‘Last year, I received my Bachelor’s degree in Biology at Leiden University. During my studies I learned that I wanted to specialise in research in biophysics, microscopy, molecular and cellular biology. Now, I am fortunate enough to combine these interests in my Master’s Molecular and Cellular Life Sciences at Utrecht University.'
'For my thesis, I did a semester-long internship in the lab of prof. Ariane Briegel, under supervision of dr. Alise Muok. During this time, I contributed to a number of different projects concerning microbial interactions. For example, we looked into an interaction phenomenon called “microbial hitchhiking”. This involves immotile microbes ‘piggybacking’ onto motile microbes, to get a more favourable environment.
My thesis further investigated interaction on cellular and molecular level. Specifically, we looked at particular aspects of the system that the bacteria uses for targeted movement. This system is known as chemotaxis machinery.
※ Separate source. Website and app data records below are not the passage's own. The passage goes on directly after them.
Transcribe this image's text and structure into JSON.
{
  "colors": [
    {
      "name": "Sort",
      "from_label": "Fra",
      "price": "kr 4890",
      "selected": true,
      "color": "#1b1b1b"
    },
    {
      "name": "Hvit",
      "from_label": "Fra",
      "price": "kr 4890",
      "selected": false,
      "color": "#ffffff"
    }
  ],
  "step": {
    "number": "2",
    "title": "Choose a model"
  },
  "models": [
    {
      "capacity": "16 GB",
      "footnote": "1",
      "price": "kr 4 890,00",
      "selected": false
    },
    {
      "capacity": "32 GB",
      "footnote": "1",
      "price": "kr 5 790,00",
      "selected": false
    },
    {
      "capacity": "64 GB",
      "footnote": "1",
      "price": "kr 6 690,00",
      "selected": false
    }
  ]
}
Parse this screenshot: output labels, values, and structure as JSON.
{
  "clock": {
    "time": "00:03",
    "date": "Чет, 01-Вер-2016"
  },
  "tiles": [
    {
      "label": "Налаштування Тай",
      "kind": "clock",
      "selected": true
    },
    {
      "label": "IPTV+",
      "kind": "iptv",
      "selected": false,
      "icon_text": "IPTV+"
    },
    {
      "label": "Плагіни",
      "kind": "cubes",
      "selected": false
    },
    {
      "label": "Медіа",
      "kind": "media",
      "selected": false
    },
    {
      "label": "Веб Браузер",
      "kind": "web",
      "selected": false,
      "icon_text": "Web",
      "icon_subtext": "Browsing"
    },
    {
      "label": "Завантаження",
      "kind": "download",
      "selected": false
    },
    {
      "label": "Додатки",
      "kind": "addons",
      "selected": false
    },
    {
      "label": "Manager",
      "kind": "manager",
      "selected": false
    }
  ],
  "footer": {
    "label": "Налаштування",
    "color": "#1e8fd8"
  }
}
My thesis demonstrates that microbial interactions can translate to macro-scale effects. I hope that our research sparks interest within the scientific community and encourages further investigation. More than that, I hope that our findings can be applied in the real world. Microbial hitchhiking is an excellent example of this. Our data on this topic was directly utilised in collaboration with the seed company EnzaZaden. They are going to explore how microbial hitchhiking might improve crop growth and survival. To summarise: anywhere you look, you will probably find microbial interactions.’